A verbatim copy of every entry is required. Produce it now.

*** Input for this task ***

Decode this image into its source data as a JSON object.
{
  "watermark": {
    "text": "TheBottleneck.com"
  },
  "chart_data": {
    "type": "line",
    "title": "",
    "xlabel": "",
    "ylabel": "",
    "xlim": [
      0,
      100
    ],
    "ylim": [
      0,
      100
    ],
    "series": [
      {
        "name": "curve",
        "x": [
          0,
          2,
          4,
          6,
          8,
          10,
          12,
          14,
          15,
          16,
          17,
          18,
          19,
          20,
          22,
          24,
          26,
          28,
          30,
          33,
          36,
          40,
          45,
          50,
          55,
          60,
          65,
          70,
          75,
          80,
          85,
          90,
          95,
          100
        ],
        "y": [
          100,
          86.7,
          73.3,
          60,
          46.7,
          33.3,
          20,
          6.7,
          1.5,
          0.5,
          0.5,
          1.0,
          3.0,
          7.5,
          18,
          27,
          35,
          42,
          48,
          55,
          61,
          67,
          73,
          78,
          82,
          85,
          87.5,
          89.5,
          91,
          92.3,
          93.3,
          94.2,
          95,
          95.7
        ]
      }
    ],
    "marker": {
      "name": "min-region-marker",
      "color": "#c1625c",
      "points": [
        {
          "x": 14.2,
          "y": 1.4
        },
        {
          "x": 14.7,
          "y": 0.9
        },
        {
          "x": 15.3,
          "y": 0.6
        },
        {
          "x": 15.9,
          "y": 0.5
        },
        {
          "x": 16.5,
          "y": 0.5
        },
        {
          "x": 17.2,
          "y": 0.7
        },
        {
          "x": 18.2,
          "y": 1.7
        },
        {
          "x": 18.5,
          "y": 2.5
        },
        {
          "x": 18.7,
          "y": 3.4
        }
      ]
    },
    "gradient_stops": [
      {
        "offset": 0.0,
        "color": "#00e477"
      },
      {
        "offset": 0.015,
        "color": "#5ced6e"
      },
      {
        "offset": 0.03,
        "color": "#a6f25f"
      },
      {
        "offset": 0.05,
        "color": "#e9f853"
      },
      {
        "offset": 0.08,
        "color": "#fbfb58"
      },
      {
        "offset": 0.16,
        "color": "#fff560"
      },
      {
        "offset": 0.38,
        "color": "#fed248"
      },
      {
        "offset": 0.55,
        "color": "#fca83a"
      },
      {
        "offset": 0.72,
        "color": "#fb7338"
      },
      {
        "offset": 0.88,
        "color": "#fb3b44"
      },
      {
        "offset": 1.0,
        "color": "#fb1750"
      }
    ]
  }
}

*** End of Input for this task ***

## [Response for this exercise]
Decode this image into its source data as a JSON object.
{
  "watermark": {
    "text": "TheBottleneck.com"
  },
  "chart_data": {
    "type": "line",
    "title": "",
    "xlabel": "",
    "ylabel": "",
    "xlim": [
      0,
      100
    ],
    "ylim": [
      0,
      100
    ],
    "series": [
      {
        "name": "curve",
        "x": [
          0,
          2,
          4,
          6,
          8,
          10,
          12,
          14,
          15,
          16,
          17,
          18,
          19,
          20,
          22,
          24,
          26,
          28,
          30,
          33,
          36,
          40,
          45,
          50,
          55,
          60,
          65,
          70,
          75,
          80,
          85,
          90,
          95,
          100
        ],
        "y": [
          100,
          86.7,
          73.3,
          60,
          46.7,
          33.3,
          20,
          6.7,
          1.5,
          0.5,
          0.5,
          1.0,
          3.0,
          7.5,
          18,
          27,
          35,
          42,
          48,
          55,
          61,
          67,
          73,
          78,
          82,
          85,
          87.5,
          89.5,
          91,
          92.3,
          93.3,
          94.2,
          95,
          95.7
        ]
      }
    ],
    "marker": {
      "name": "min-region-marker",
      "color": "#c1625c",
      "points": [
        {
          "x": 14.2,
          "y": 1.4
        },
        {
          "x": 14.7,
          "y": 0.9
        },
        {
          "x": 15.3,
          "y": 0.6
        },
        {
          "x": 15.9,
          "y": 0.5
        },
        {
          "x": 16.5,
          "y": 0.5
        },
        {
          "x": 17.2,
          "y": 0.7
        },
        {
          "x": 18.2,
          "y": 1.7
        },
        {
          "x": 18.5,
          "y": 2.5
        },
        {
          "x": 18.7,
          "y": 3.4
        }
      ]
    },
    "gradient_stops": [
      {
        "offset": 0.0,
        "color": "#00e477"
      },
      {
        "offset": 0.015,
        "color": "#5ced6e"
      },
      {
        "offset": 0.03,
        "color": "#a6f25f"
      },
      {
        "offset": 0.05,
        "color": "#e9f853"
      },
      {
        "offset": 0.08,
        "color": "#fbfb58"
      },
      {
        "offset": 0.16,
        "color": "#fff560"
      },
      {
        "offset": 0.38,
        "color": "#fed248"
      },
      {
        "offset": 0.55,
        "color": "#fca83a"
      },
      {
        "offset": 0.72,
        "color": "#fb7338"
      },
      {
        "offset": 0.88,
        "color": "#fb3b44"
      },
      {
        "offset": 1.0,
        "color": "#fb1750"
      }
    ]
  }
}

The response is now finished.